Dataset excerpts
============
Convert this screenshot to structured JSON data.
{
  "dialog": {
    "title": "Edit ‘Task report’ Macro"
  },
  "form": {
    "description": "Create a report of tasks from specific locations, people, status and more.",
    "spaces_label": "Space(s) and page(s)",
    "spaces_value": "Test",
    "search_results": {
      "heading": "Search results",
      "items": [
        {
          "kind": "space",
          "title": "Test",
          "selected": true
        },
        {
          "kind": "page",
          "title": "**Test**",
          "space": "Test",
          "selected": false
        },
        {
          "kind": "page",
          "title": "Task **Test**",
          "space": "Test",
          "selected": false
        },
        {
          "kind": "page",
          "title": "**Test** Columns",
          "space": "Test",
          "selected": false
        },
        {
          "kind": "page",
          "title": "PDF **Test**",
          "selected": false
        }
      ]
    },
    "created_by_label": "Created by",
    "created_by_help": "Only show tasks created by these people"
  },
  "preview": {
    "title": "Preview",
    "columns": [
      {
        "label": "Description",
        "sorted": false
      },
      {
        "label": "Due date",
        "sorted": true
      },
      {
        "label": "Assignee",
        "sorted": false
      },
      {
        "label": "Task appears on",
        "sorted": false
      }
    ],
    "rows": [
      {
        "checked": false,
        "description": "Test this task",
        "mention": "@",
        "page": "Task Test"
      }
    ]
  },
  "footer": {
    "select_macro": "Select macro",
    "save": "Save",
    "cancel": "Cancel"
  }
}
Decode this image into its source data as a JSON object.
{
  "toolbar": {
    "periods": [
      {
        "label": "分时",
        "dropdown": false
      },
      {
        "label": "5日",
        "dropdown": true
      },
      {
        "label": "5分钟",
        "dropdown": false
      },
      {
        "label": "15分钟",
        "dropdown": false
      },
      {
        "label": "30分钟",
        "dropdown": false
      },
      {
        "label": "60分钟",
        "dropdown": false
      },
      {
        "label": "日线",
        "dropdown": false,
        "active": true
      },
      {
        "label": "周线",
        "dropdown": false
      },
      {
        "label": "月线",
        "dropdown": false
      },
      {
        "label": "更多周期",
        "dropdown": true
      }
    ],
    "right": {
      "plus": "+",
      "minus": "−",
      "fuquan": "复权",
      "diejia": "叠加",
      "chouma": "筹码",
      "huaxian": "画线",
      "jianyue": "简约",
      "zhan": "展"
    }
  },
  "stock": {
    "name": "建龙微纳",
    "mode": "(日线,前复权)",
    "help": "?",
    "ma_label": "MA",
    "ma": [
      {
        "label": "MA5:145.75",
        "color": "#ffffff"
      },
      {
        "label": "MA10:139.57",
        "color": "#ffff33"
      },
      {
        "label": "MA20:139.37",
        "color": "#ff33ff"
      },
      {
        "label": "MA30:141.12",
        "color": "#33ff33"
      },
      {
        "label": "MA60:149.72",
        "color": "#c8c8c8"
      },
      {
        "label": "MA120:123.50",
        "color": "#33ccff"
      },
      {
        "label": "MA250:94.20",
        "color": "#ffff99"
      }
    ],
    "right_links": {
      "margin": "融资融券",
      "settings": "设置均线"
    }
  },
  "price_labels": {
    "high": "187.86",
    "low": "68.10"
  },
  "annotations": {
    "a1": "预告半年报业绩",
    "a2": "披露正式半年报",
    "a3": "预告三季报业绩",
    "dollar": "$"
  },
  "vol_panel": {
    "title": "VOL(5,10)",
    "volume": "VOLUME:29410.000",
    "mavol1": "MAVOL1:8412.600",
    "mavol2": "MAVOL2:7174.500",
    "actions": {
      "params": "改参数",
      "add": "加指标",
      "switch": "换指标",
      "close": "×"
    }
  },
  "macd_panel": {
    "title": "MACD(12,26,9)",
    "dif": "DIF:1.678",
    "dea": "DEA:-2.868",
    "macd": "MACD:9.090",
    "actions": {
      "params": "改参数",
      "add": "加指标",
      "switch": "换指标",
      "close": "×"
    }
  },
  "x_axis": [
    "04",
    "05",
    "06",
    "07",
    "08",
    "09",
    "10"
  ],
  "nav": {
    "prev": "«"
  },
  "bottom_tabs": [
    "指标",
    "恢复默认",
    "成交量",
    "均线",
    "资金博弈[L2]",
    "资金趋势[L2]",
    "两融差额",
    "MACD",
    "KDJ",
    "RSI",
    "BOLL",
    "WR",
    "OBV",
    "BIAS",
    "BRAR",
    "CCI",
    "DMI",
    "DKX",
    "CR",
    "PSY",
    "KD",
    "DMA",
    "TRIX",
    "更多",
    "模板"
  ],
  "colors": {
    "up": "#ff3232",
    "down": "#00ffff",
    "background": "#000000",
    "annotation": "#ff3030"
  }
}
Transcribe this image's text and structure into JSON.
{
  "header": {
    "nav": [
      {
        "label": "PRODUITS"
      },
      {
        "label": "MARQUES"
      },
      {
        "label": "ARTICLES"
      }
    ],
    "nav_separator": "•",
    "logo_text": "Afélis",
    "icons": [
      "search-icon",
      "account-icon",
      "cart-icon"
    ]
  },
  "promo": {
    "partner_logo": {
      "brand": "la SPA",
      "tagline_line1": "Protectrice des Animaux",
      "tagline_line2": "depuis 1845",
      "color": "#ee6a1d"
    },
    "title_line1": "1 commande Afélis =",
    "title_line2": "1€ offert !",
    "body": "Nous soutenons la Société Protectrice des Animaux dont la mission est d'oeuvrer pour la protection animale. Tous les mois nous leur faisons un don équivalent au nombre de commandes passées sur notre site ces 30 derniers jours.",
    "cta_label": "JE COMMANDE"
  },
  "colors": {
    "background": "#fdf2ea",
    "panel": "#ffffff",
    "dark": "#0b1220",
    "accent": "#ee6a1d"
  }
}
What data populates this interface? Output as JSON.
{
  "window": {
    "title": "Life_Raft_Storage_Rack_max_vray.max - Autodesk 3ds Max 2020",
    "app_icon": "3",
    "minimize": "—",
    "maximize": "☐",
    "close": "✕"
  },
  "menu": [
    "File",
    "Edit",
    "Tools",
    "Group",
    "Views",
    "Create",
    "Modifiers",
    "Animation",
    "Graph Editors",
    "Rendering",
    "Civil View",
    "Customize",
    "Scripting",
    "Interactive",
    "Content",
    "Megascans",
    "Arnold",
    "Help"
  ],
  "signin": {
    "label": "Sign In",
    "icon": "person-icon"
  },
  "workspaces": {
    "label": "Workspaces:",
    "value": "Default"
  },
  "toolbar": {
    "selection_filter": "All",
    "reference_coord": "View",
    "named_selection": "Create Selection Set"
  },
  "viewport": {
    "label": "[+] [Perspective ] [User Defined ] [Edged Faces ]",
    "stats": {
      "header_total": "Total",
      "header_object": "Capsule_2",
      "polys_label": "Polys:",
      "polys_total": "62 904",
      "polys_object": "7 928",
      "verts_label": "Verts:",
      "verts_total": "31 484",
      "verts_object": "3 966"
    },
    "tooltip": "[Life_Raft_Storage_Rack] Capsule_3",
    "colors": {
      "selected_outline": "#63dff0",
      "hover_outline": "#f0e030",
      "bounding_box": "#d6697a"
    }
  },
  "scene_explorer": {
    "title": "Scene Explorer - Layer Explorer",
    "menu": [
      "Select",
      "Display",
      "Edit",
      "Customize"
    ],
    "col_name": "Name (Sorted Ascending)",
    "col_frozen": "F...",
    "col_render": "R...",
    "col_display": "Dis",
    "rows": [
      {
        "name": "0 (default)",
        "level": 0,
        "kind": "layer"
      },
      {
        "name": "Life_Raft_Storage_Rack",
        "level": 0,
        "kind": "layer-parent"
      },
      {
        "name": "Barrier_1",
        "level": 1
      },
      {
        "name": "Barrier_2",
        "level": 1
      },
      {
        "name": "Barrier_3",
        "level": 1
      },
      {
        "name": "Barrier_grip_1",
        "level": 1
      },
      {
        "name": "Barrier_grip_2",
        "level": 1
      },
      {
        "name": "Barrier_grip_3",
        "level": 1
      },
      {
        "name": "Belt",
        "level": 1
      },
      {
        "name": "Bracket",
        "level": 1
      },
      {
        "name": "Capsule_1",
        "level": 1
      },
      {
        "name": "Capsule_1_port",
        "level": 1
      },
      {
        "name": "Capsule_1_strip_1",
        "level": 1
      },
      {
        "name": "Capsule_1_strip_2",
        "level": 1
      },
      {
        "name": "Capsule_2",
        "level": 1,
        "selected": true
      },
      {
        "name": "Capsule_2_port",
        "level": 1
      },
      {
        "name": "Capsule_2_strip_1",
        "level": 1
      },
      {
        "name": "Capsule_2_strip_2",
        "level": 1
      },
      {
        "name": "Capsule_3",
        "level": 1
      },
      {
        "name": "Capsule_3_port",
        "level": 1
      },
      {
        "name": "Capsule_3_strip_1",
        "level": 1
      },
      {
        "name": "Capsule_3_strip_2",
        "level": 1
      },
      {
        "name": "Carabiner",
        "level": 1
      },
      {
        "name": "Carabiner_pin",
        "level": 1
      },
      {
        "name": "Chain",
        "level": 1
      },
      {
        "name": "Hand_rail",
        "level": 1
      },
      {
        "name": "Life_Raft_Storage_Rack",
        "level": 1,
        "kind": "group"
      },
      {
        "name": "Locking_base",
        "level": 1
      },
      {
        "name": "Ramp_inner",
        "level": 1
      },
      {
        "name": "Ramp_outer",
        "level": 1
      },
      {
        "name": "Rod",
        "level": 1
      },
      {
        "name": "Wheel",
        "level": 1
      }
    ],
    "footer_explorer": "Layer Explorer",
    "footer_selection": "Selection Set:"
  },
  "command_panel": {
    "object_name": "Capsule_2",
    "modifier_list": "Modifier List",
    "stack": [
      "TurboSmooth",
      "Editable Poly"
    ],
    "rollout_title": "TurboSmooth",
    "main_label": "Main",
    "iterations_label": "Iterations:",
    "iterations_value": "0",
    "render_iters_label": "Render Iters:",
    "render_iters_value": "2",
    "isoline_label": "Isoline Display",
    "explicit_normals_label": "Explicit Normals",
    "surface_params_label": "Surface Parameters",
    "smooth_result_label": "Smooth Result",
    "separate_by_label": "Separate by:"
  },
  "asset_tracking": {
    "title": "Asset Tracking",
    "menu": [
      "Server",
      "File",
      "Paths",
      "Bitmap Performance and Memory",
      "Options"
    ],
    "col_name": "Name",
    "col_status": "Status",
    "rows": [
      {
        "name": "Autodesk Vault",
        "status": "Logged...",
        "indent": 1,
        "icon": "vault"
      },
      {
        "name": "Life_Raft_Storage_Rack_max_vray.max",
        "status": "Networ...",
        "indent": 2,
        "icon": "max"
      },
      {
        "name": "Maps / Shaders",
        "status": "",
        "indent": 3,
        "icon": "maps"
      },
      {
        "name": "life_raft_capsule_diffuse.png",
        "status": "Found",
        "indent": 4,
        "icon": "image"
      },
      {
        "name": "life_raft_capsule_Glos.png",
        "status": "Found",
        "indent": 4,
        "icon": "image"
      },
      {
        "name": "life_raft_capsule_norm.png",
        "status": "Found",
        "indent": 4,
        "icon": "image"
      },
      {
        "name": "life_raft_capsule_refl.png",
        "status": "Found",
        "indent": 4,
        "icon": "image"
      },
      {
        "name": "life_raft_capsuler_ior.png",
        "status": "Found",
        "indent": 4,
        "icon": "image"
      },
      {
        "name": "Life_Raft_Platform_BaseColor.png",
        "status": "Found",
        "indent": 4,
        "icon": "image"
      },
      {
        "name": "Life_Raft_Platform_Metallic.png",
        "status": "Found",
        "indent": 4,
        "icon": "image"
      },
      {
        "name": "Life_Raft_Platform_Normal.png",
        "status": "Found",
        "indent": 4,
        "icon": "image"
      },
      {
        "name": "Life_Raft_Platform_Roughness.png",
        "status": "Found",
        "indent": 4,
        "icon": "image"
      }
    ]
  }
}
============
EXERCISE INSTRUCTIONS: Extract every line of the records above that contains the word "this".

RESPONSE TO THE TASK:
Convert this screenshot to structured JSON data.
        "description": "Test this task",
Decode this image into its source data as a JSON object.
Transcribe this image's text and structure into JSON.
What data populates this interface? Output as JSON.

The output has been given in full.